Community improvement "at the core of my identity," Lang Scholar Adrian Werner
Adrian Werner, Lang Scholar
MA Leadership candidate (2021 cohort)
Current title and position: Food Security Senior Manager with Saskatoon Food Bank & Learning Centre.
Academic background: University of Winnipeg with BSc (Hons). Masters Certificate in Project Management and Leadership Development Program.
Awards: University of Winnipeg Gold Medal in Geography, Dean's Honor List-Student of Highest Distinction; Academic Proficiency Scholarship, Winnipeg Rh Institute; ESRI Canada GIS Scholarship/Award, ESRI Canada; Brian Evans Memorial Scholarship in Geography; Marcia Anne Faurer/Peter Bennett Memorial Scholarship in Geography; Entrance Scholarship, McBean Foundation; Connor Clark and Lunn Financial Group Scholarship.
How have you helped improve your community?

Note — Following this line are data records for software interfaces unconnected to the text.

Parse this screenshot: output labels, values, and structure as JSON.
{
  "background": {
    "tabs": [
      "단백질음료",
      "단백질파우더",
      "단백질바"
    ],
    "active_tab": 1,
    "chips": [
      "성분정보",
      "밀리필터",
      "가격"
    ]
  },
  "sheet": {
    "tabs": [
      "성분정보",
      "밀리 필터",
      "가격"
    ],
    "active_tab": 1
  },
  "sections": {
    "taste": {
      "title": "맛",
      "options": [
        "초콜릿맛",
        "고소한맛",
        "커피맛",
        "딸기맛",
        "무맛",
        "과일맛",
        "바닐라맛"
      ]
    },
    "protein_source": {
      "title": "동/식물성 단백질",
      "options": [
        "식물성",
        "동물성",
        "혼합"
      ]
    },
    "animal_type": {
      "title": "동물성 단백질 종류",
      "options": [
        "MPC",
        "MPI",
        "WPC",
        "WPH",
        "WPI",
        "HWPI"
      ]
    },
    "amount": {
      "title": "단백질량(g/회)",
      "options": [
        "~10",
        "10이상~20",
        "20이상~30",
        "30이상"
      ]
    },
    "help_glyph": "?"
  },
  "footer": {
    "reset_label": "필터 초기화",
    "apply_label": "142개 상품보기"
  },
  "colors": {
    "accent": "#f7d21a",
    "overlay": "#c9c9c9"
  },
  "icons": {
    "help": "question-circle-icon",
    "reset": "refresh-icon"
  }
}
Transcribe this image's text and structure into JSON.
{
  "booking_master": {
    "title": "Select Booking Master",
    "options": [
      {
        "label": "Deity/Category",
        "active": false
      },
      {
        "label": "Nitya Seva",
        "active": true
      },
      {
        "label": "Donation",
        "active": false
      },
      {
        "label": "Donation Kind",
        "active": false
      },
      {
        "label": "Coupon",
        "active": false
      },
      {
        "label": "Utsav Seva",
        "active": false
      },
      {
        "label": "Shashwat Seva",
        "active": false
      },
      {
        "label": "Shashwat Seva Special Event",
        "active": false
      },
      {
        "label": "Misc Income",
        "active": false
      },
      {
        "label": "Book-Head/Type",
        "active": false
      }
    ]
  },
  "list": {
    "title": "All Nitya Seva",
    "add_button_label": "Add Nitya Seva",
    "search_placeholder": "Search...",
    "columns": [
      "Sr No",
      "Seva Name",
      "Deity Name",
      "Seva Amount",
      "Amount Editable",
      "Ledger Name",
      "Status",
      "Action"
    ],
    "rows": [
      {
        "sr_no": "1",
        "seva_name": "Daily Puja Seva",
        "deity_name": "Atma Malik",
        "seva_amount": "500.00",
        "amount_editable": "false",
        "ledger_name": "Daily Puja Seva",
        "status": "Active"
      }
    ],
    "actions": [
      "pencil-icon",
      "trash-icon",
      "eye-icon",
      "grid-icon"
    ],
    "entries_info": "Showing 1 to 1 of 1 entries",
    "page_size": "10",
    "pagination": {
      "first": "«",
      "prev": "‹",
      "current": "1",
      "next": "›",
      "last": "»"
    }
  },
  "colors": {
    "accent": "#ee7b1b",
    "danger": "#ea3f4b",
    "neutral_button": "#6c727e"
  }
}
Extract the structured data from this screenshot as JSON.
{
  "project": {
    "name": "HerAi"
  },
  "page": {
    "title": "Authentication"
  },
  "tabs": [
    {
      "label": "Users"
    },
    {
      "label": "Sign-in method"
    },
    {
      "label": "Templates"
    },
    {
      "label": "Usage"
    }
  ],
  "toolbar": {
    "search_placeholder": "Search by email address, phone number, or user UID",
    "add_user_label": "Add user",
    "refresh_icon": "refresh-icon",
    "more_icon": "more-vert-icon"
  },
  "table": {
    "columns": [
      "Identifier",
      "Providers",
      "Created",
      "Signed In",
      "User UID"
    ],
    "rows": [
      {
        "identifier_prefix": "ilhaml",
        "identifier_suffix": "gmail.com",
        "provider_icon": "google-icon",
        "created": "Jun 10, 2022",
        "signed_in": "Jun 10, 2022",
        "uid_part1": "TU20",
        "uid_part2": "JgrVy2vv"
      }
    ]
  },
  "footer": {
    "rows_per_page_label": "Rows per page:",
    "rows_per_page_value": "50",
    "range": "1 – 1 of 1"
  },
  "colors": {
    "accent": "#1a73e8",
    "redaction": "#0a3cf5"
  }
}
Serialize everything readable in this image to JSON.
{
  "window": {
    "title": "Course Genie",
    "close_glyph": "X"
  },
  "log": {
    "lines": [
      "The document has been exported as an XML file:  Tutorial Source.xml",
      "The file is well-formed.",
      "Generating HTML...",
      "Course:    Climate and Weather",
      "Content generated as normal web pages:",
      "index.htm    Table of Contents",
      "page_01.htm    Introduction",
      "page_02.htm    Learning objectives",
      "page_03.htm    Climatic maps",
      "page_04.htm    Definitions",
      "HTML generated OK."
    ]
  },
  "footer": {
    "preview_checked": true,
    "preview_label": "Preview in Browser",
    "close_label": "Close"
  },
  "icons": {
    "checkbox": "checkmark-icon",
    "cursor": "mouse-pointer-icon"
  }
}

Contributing to the vibrancy and resilience of my community is at the core of my identity. Over the last nine years, I have volunteered with student groups, professional organizations, boards, arts and cultural organizations, citizen science, and environmental scanning projects. These include contributing to the Manitoba GIS Users Group, the Saskatoon Horticultural Society, the Saskatoon Food Council, and Wild About Saskatoon. I have supported the work of a homelessness census in both Winnipeg and Saskatoon, helped lead an outdoor festival that won a local tourism award. I have also contributed to multiple community groups' strategic direction, including the Saskatoon Food Council and the Saskatoon Horticultural Society. As a member of the Gardener Magazine editorial committee, I help choose engaging content and support sustainable gardening practices for a nationally circulated publication. The City of Saskatoon featured me as an environmental leader in the community for a climate change action campaign.
What does it mean to be named one of the Lang Scholars?
Being named a Lang Scholar is an incredible honour. I am also humbled that the selection committee felt my work embodies the values of the Gordon S. Lang School of Business and Economics. I am honoured to be a part of this group of ethical, responsible, and engaged leaders whose work will lead to a more sustainable world. For me, becoming a Lang Scholar is an opportunity to think about what is possible because I see this as a springboard toward my future.
Why did you choose Lang over other business schools?
Lang's M.A. in Leadership program stood out to me because of the unique program design and faculty members with expertise relevant to my leadership interests. Working while completing this program is valuable to me as I grow as a leader. As someone from the non-profit sector, attending a business school with a solid commitment to sustainability and community engagement was also critical in my decision.
At Lang, we are committed to developing leaders for a sustainable world. How do you think business can be used as a force for good?
To me, organizations can be a force for good when their leaders, culture, and context align with society's values and use their influence to advance them. Even the smallest businesses can significantly impact their communities, and it is up to us, as owners, leaders, scholars, and students, to foster positive change. Therefore, it is essential to ground leadership in sustainable, equitable, and ethical practices through education and research. In doing this, Lang is supporting leaders and their organizations with tools to tackle the challenges that face societies.
What skills do you hope to gain during your program?
I am excited to immerse myself in the challenging and rewarding work of studying, researching, collaborating, and writing throughout the program. I am also eager to expand my professional network. But, most of all, I am motivated to enrich my leadership practices through a rigorous academic program.